Bats get a bad rap in all forms of media — and it’s not entirely unwarranted. Whenever they hit the news, it’s typically paired with some deadly disease that they’ve somehow unleashed on humans: from Ebola to Hendra virus to Nipah virus to various coronaviruses such as SARS, MERS, and even Covid-19. Bats are just really good at hosting deadly diseases, so much so that researchers from Brazil to Australia to China are searching bat genomes for clues about the next potential outbreak.
But there’s another angle to consider.
Bats aren’t just very good at hosting deadly diseases. They seem to tolerate them very well. After all, we’re not finding caves full of dead bats that were struck down by Ebola or a coronavirus.
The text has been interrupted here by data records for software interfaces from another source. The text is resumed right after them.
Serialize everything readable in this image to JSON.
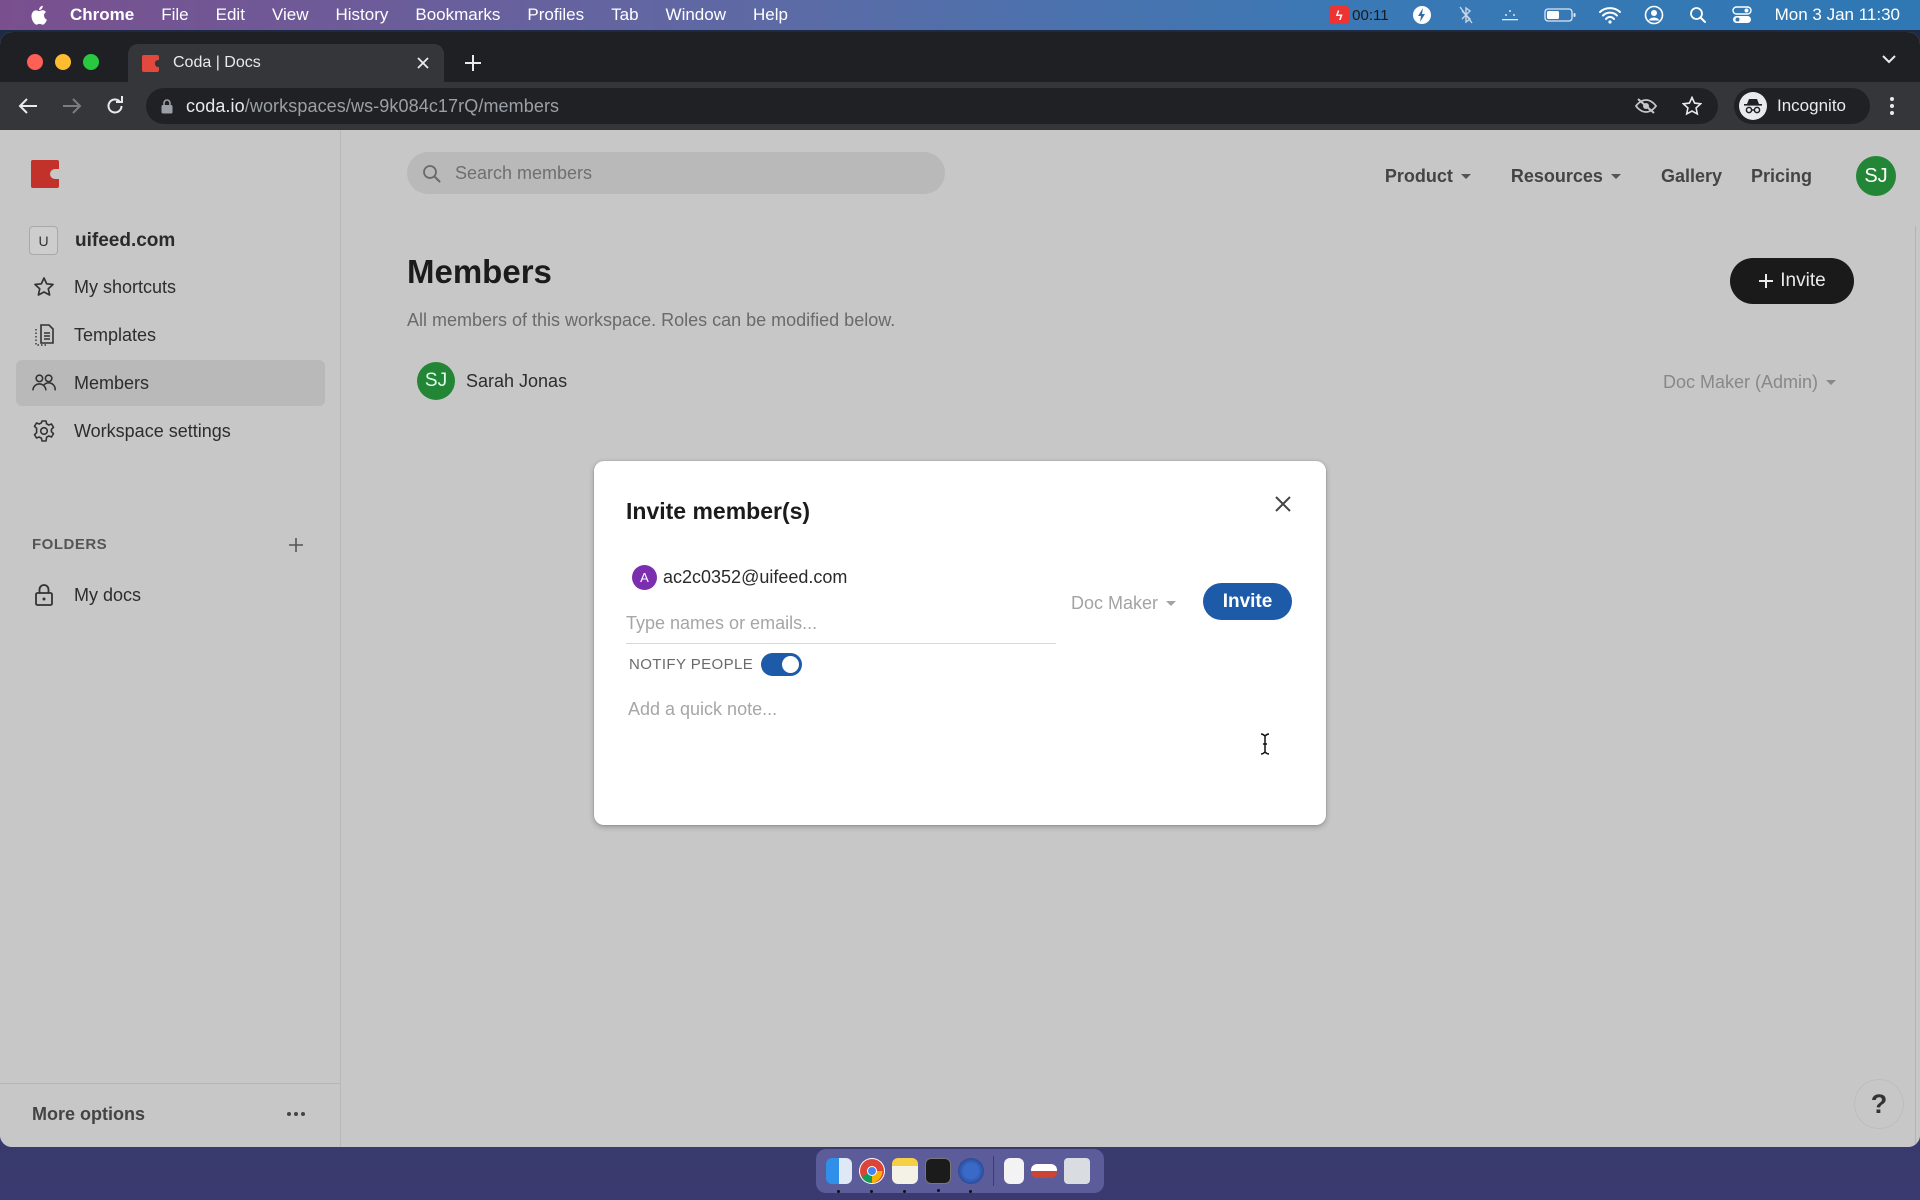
{
  "menubar": {
    "app_name": "Chrome",
    "items": [
      "File",
      "Edit",
      "View",
      "History",
      "Bookmarks",
      "Profiles",
      "Tab",
      "Window",
      "Help"
    ],
    "recording_time": "00:11",
    "datetime": "Mon 3 Jan  11:30"
  },
  "browser": {
    "tab_title": "Coda | Docs",
    "url_host": "coda.io",
    "url_path": "/workspaces/ws-9k084c17rQ/members",
    "profile_label": "Incognito"
  },
  "sidebar": {
    "workspace_initial": "U",
    "workspace_name": "uifeed.com",
    "items": [
      {
        "label": "My shortcuts",
        "icon": "star-icon"
      },
      {
        "label": "Templates",
        "icon": "templates-icon"
      },
      {
        "label": "Members",
        "icon": "members-icon",
        "active": true
      },
      {
        "label": "Workspace settings",
        "icon": "gear-icon"
      }
    ],
    "folders_heading": "FOLDERS",
    "folders": [
      {
        "label": "My docs",
        "icon": "lock-icon"
      }
    ],
    "footer_label": "More options"
  },
  "header": {
    "search_placeholder": "Search members",
    "nav": [
      {
        "label": "Product",
        "dropdown": true
      },
      {
        "label": "Resources",
        "dropdown": true
      },
      {
        "label": "Gallery",
        "dropdown": false
      },
      {
        "label": "Pricing",
        "dropdown": false
      }
    ],
    "user_initials": "SJ"
  },
  "main": {
    "title": "Members",
    "subtitle": "All members of this workspace. Roles can be modified below.",
    "invite_button": "Invite",
    "members": [
      {
        "initials": "SJ",
        "name": "Sarah Jonas",
        "role": "Doc Maker (Admin)"
      }
    ]
  },
  "modal": {
    "title": "Invite member(s)",
    "invitees": [
      {
        "initial": "A",
        "email": "ac2c0352@uifeed.com"
      }
    ],
    "names_placeholder": "Type names or emails...",
    "role": "Doc Maker",
    "invite_button": "Invite",
    "notify_label": "NOTIFY PEOPLE",
    "notify_on": true,
    "note_placeholder": "Add a quick note..."
  },
  "help_label": "?",
  "colors": {
    "coda_red": "#c2322a",
    "avatar_green": "#238636",
    "invite_blue": "#1d5ba8",
    "invitee_purple": "#7b2fae"
  }
}
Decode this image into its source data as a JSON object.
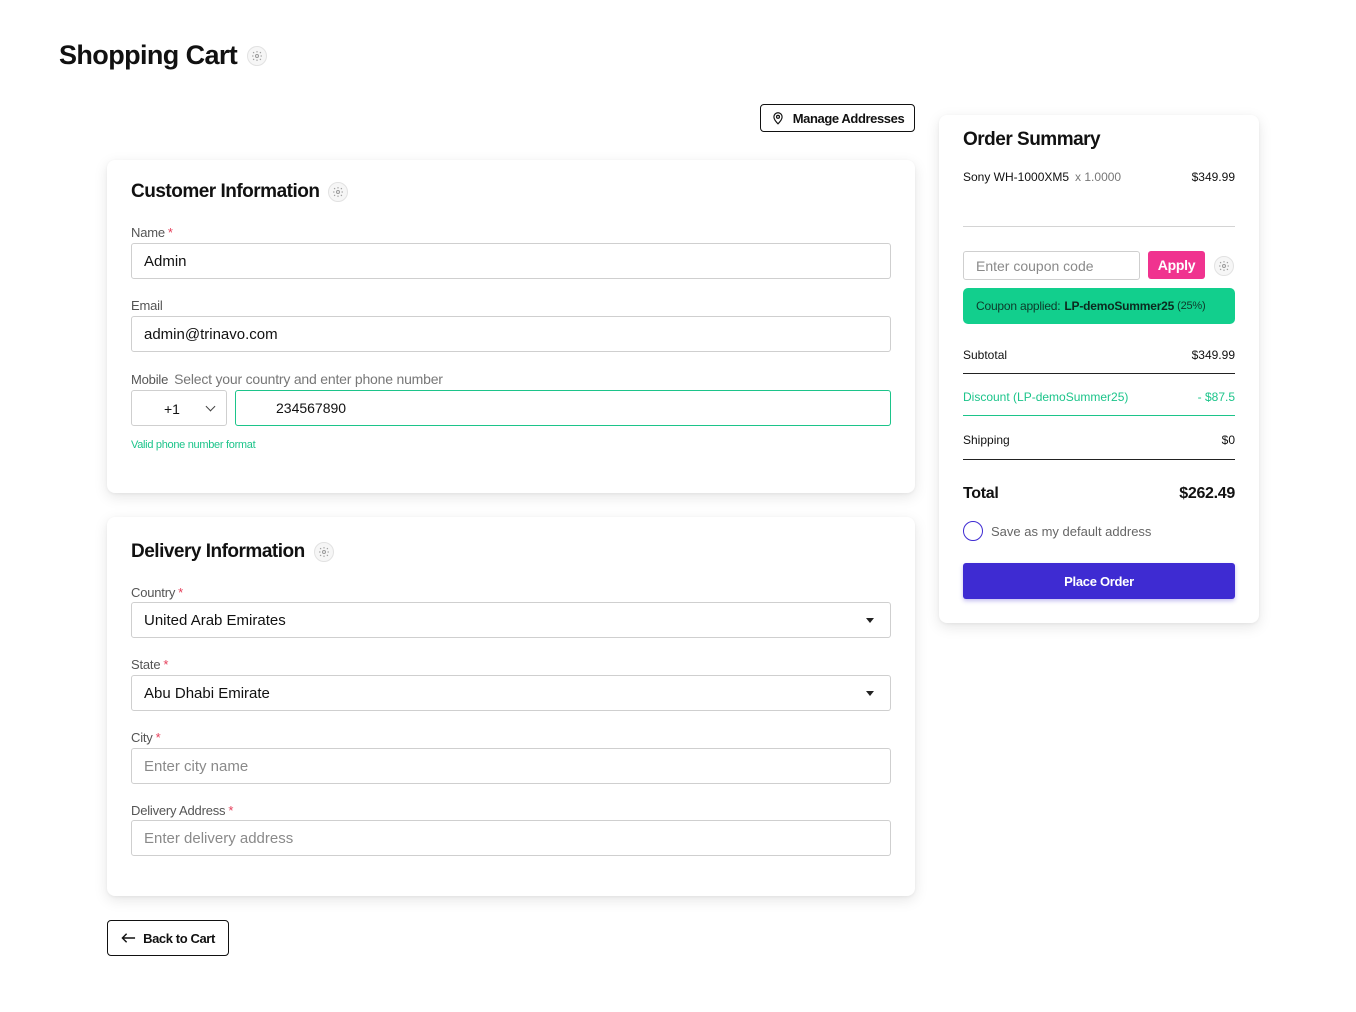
{
  "page": {
    "title": "Shopping Cart"
  },
  "header": {
    "manage_addresses_label": "Manage Addresses"
  },
  "customer": {
    "title": "Customer Information",
    "name": {
      "label": "Name",
      "required_mark": "*",
      "value": "Admin"
    },
    "email": {
      "label": "Email",
      "value": "admin@trinavo.com"
    },
    "mobile": {
      "label": "Mobile",
      "hint": "Select your country and enter phone number",
      "dial_code": "+1",
      "number": "234567890",
      "validation": "Valid phone number format"
    }
  },
  "delivery": {
    "title": "Delivery Information",
    "country": {
      "label": "Country",
      "required_mark": "*",
      "value": "United Arab Emirates"
    },
    "state": {
      "label": "State",
      "required_mark": "*",
      "value": "Abu Dhabi Emirate"
    },
    "city": {
      "label": "City",
      "required_mark": "*",
      "placeholder": "Enter city name"
    },
    "address": {
      "label": "Delivery Address",
      "required_mark": "*",
      "placeholder": "Enter delivery address"
    }
  },
  "back_label": "Back to Cart",
  "summary": {
    "title": "Order Summary",
    "item": {
      "name": "Sony WH-1000XM5",
      "qty": "x 1.0000",
      "price": "$349.99"
    },
    "coupon": {
      "placeholder": "Enter coupon code",
      "apply_label": "Apply",
      "applied_prefix": "Coupon applied:",
      "applied_code": "LP-demoSummer25",
      "applied_pct": "(25%)"
    },
    "subtotal": {
      "label": "Subtotal",
      "value": "$349.99"
    },
    "discount": {
      "label": "Discount (LP-demoSummer25)",
      "value": "- $87.5"
    },
    "shipping": {
      "label": "Shipping",
      "value": "$0"
    },
    "total": {
      "label": "Total",
      "value": "$262.49"
    },
    "default_address_label": "Save as my default address",
    "place_order_label": "Place Order"
  },
  "colors": {
    "accent": "#3e2bd2",
    "pink": "#f0338f",
    "green": "#12cf8d",
    "valid": "#1cc48a"
  }
}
Exactly how they do this has been a mystery, but researchers think it might be because they evolved with a unique ability: They’re the only mammals that can fly.
When we stop looking at bats as simply reservoirs of deadly disease and start to look at them as the biological marvels they are, new doors open — ones that could potentially unlock new approaches to how we treat disease in humans.
You can find the video above and the entire library of Vox’s videos on YouTube.